Data to process:
>>>>
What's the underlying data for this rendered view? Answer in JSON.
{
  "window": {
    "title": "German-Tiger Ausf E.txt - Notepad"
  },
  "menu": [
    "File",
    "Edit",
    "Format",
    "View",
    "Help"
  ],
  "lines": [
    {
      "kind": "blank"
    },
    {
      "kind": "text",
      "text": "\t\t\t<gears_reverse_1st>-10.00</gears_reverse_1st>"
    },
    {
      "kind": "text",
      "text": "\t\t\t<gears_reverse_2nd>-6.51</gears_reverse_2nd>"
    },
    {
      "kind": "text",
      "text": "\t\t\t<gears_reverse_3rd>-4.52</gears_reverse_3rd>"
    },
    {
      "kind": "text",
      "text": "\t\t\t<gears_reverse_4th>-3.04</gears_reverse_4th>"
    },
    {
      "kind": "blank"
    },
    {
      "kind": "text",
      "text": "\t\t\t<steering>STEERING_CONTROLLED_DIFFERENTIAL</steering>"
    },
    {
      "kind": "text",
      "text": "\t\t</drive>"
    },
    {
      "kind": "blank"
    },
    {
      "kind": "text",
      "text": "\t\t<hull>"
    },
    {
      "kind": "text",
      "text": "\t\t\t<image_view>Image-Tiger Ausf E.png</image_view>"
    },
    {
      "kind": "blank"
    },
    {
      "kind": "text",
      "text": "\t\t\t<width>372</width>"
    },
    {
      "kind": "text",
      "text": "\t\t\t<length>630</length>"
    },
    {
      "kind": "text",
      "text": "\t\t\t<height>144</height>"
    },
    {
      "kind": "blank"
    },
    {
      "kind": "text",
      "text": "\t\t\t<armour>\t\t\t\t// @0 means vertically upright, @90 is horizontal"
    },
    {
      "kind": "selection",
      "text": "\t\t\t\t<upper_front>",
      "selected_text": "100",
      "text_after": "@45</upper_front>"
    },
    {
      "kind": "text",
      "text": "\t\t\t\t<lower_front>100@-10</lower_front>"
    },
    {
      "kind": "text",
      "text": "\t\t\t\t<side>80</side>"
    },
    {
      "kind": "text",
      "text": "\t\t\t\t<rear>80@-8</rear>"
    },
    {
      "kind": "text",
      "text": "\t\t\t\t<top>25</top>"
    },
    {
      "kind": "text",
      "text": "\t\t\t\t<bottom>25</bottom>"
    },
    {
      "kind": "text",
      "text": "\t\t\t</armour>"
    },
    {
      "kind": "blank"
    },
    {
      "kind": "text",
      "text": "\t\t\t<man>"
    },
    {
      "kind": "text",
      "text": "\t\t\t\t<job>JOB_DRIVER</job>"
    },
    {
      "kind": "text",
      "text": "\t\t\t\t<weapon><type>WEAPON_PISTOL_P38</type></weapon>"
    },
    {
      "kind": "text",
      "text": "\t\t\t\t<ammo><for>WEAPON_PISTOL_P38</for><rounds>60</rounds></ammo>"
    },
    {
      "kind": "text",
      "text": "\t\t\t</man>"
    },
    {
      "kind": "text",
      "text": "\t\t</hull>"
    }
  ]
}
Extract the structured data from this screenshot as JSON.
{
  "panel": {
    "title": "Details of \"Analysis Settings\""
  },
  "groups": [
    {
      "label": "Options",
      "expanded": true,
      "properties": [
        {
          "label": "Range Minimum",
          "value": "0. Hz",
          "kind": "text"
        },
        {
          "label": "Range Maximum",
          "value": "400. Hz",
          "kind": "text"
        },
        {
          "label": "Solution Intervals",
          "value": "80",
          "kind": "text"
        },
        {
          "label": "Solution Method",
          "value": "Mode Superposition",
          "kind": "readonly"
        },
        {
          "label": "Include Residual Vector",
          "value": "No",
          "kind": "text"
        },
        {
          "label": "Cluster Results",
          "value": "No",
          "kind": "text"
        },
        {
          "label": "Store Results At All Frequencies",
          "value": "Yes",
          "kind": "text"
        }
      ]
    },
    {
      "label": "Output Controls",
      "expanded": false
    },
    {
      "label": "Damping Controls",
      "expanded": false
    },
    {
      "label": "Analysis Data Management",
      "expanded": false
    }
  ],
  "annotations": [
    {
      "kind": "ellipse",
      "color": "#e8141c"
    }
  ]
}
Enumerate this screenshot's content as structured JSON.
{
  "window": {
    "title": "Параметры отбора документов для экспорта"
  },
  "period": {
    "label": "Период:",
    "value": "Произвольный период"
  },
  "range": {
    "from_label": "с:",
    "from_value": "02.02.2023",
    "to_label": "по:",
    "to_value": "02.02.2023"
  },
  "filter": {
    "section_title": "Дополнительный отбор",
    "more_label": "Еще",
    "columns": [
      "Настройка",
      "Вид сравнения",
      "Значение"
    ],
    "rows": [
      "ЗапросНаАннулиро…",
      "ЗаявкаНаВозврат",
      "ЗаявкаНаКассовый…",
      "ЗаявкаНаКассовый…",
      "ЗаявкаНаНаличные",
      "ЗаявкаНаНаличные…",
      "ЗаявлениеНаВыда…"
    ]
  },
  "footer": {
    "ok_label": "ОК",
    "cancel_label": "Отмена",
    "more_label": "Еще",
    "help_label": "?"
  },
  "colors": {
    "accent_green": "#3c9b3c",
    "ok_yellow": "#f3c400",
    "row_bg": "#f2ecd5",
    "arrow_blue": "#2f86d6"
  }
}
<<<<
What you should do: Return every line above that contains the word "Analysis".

Result:
    "title": "Details of \"Analysis Settings\""
      "label": "Analysis Data Management",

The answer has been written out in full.